A One-Minute Workout that Actually Works
When it comes to getting a workout in, there's always one thing that seems to get in the way: time. There's simply not enough of it.
From learning how to perform each exercise, and practicing to perfect our form, to actually executing a workout routine, we constantly come up short in the time department. Workouts take work, after all, and work takes time.
But how much time does an effective workout routine take? That's a loaded question if I've ever heard one. For starters, the duration of your workout depends on your desired outcome. Some might call that a goal. So ask yourself, "What do I want to achieve?"
A triathlete may workout for five hours or more. On the other hand, some high-intensity workouts only last ten minutes. That's because individuals who race in triathlons are interested in a different outcome than people who prefer quick workouts. The important thing to identify and remember is what you're hoping to achieve.

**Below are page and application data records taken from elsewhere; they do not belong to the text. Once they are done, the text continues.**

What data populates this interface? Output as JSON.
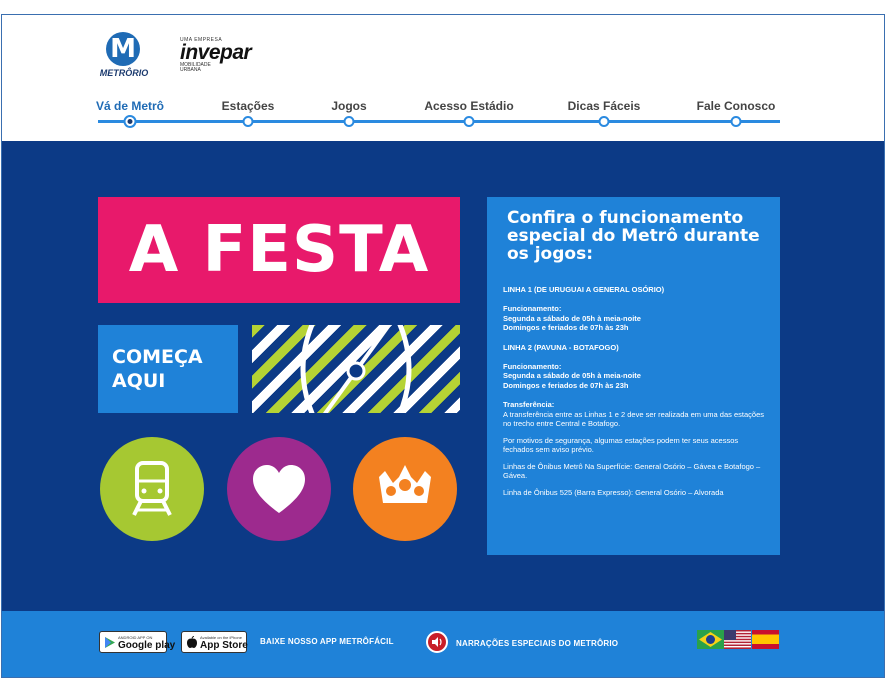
{
  "header": {
    "metro_logo_text": "METRÔRIO",
    "metro_logo_letter": "M",
    "invepar_small": "UMA EMPRESA",
    "invepar_name": "invepar",
    "invepar_sub1": "MOBILIDADE",
    "invepar_sub2": "URBANA"
  },
  "nav": {
    "items": [
      {
        "label": "Vá de Metrô",
        "active": true
      },
      {
        "label": "Estações"
      },
      {
        "label": "Jogos"
      },
      {
        "label": "Acesso Estádio"
      },
      {
        "label": "Dicas Fáceis"
      },
      {
        "label": "Fale Conosco"
      }
    ]
  },
  "hero": {
    "title": "A FESTA",
    "subtitle_line1": "COMEÇA",
    "subtitle_line2": "AQUI"
  },
  "info": {
    "heading": "Confira o funcionamento especial do Metrô durante os jogos:",
    "linha1_title": "LINHA 1 (DE URUGUAI A GENERAL OSÓRIO)",
    "linha1_text_1": "Funcionamento:",
    "linha1_text_2": "Segunda a sábado de 05h à meia-noite",
    "linha1_text_3": "Domingos e feriados de 07h às 23h",
    "linha2_title": "LINHA 2 (PAVUNA - BOTAFOGO)",
    "linha2_text_1": "Funcionamento:",
    "linha2_text_2": "Segunda a sábado de 05h à meia-noite",
    "linha2_text_3": "Domingos e feriados de 07h às 23h",
    "transfer_title": "Transferência:",
    "transfer_text": "A transferência entre as Linhas 1 e 2 deve ser realizada em uma das estações no trecho entre Central e Botafogo.",
    "security_text": "Por motivos de segurança, algumas estações podem ter seus acessos fechados sem aviso prévio.",
    "bus_text": "Linhas de Ônibus Metrô Na Superfície: General Osório – Gávea e Botafogo – Gávea.",
    "bus525_text": "Linha de Ônibus 525 (Barra Expresso): General Osório – Alvorada"
  },
  "footer": {
    "google_small": "ANDROID APP ON",
    "google_name": "Google play",
    "apple_small": "Available on the iPhone",
    "apple_name": "App Store",
    "app_text": "BAIXE NOSSO APP METRÔFÁCIL",
    "narration_text": "NARRAÇÕES ESPECIAIS DO METRÔRIO",
    "flags": [
      "brazil-flag",
      "usa-flag",
      "spain-flag"
    ]
  },
  "colors": {
    "navy": "#0c3a86",
    "blue": "#1f82d8",
    "pink": "#e8196b",
    "green": "#a6c832",
    "purple": "#9d2a8e",
    "orange": "#f38120"
  }
}
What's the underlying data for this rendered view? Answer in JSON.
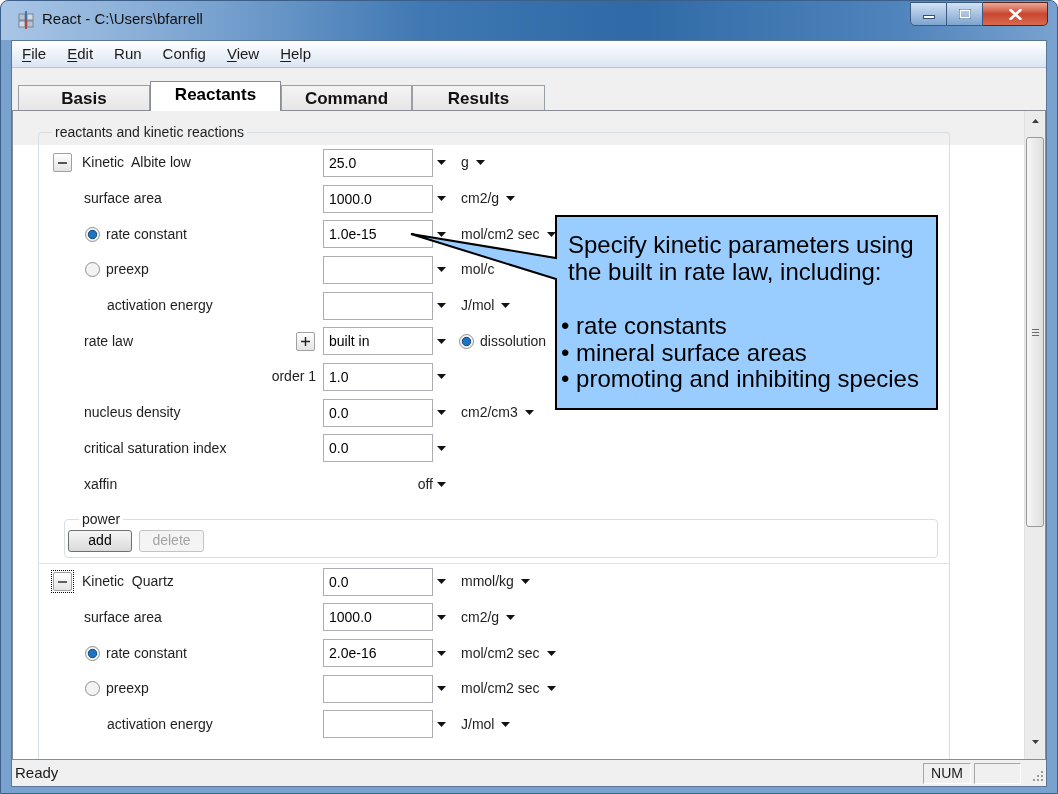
{
  "window": {
    "title": "React - C:\\Users\\bfarrell"
  },
  "menu": [
    {
      "label": "File",
      "mnemonic": true
    },
    {
      "label": "Edit",
      "mnemonic": true
    },
    {
      "label": "Run",
      "mnemonic": false
    },
    {
      "label": "Config",
      "mnemonic": false
    },
    {
      "label": "View",
      "mnemonic": true
    },
    {
      "label": "Help",
      "mnemonic": true
    }
  ],
  "tabs": [
    {
      "label": "Basis",
      "selected": false
    },
    {
      "label": "Reactants",
      "selected": true
    },
    {
      "label": "Command",
      "selected": false
    },
    {
      "label": "Results",
      "selected": false
    }
  ],
  "group": {
    "title": "reactants and kinetic reactions",
    "reactants": [
      {
        "title": "Kinetic  Albite low",
        "expanded": true,
        "focused": false,
        "amount": "25.0",
        "unit": "g",
        "rows": [
          {
            "kind": "field",
            "label": "surface area",
            "value": "1000.0",
            "unit": "cm2/g"
          },
          {
            "kind": "radio",
            "label": "rate constant",
            "selected": true,
            "value": "1.0e-15",
            "unit": "mol/cm2 sec"
          },
          {
            "kind": "radio",
            "label": "preexp",
            "selected": false,
            "unit": "mol/c",
            "unit_caret": false
          },
          {
            "kind": "indented",
            "label": "activation energy",
            "unit": "J/mol"
          },
          {
            "kind": "combo",
            "label": "rate law",
            "value": "built in",
            "option": {
              "label": "dissolution",
              "selected": true
            }
          },
          {
            "kind": "order",
            "label": "order 1",
            "value": "1.0"
          },
          {
            "kind": "field",
            "label": "nucleus density",
            "value": "0.0",
            "unit": "cm2/cm3"
          },
          {
            "kind": "field",
            "label": "critical saturation index",
            "value": "0.0"
          },
          {
            "kind": "switch",
            "label": "xaffin",
            "value": "off"
          }
        ],
        "power": {
          "title": "power",
          "buttons": [
            {
              "label": "add",
              "disabled": false
            },
            {
              "label": "delete",
              "disabled": true
            }
          ]
        }
      },
      {
        "title": "Kinetic  Quartz",
        "expanded": true,
        "focused": true,
        "amount": "0.0",
        "unit": "mmol/kg",
        "rows": [
          {
            "kind": "field",
            "label": "surface area",
            "value": "1000.0",
            "unit": "cm2/g"
          },
          {
            "kind": "radio",
            "label": "rate constant",
            "selected": true,
            "value": "2.0e-16",
            "unit": "mol/cm2 sec"
          },
          {
            "kind": "radio",
            "label": "preexp",
            "selected": false,
            "unit": "mol/cm2 sec"
          },
          {
            "kind": "indented",
            "label": "activation energy",
            "unit": "J/mol"
          }
        ]
      }
    ]
  },
  "callout": {
    "text": "Specify kinetic parameters using the built in rate law, including:",
    "bullets": [
      "• rate constants",
      "• mineral surface areas",
      "• promoting and inhibiting species"
    ]
  },
  "status_bar": {
    "message": "Ready",
    "panels": [
      "NUM"
    ]
  }
}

That said, there's absolutely nothing wrong with simply wanting to break a sweat. Maybe you're interested in slimming down and shaping up, but you only have a limited amount of time. That's totally understandable. You have a life, a job, interests, kids and responsibilities that all require you to be somewhere other than the gym.
It's at this point that most people would just opt out of exercise altogether. "I don't have the time," they'd say. But, you being the highly motivated individual that you are, still want to improve the way you look and feel. Go you!
Lucky for you, getting in shape doesn't have to be a time suck. With proper planning, you can improve your body composition and fitness level in less time than you might think.
A one-minute workout though, really?
Okay, this one-minute thing is a little misleading. Sixty seconds of effort by itself is unlikely to produce meaningful results. But, according to a new study, one minute of intense exercise included in an otherwise less intense ten-minute workout does wonders.
This study is the work of Martin Gibala, a professor of kinesiology at McMaster University in Ontario. Gibala and his team have done some of the most definitive research on high intensity training to date. So, it should come as little surprise for Gibala to explore the effects of less exercise at a higher intensity. The question became, how low can we go? What's the smallest increment we can exercise while still reaping rewards.
For this study fourteen volunteers performed three twenty-second "all-out" intervals on stationary bicycles. First the riders warmed up for two minutes, pedaling slowly. Then, during each interval, participants pedaled as fast as possible for twenty seconds before pedaling slowly for two minutes to recover. Finally, they did a three-minute cool down. All-in-all the workout lasted ten minutes, with one minute of intense effort.
Over the course of six weeks, the participants did three ten-minute sessions, for a total of thirty minutes of exercise, per week.
The results? Believe it or not, the participants actually saw results. Both men and women in the group improved their blood pressure, achieving a healthier score. Better still, the group saw an increase in mitochondria, which meant improved endurance and fitness within their cells.
So, what does this mean to us? It means that an effective workout can be had in less time than we may have thought. If you're short on time, pick an activity that you like, something like riding a bike, using your favorite exercise machine, or even walking, and follow the ten-minute pattern that the participants did. You may not be running any triathlons soon, but you'll be improving your health in the short time you have during the day, and that's what really counts.
The "One-Minute" Workout
Ten minutes total (Only one minute of high intensity):
|Warm up||Low||2 minutes|
|Burst #1||Very high||20 seconds|
|Burst #2||Very high||20 seconds|
|Burst #3||Very high||20 seconds|
|Cool down||Low||3 minutes|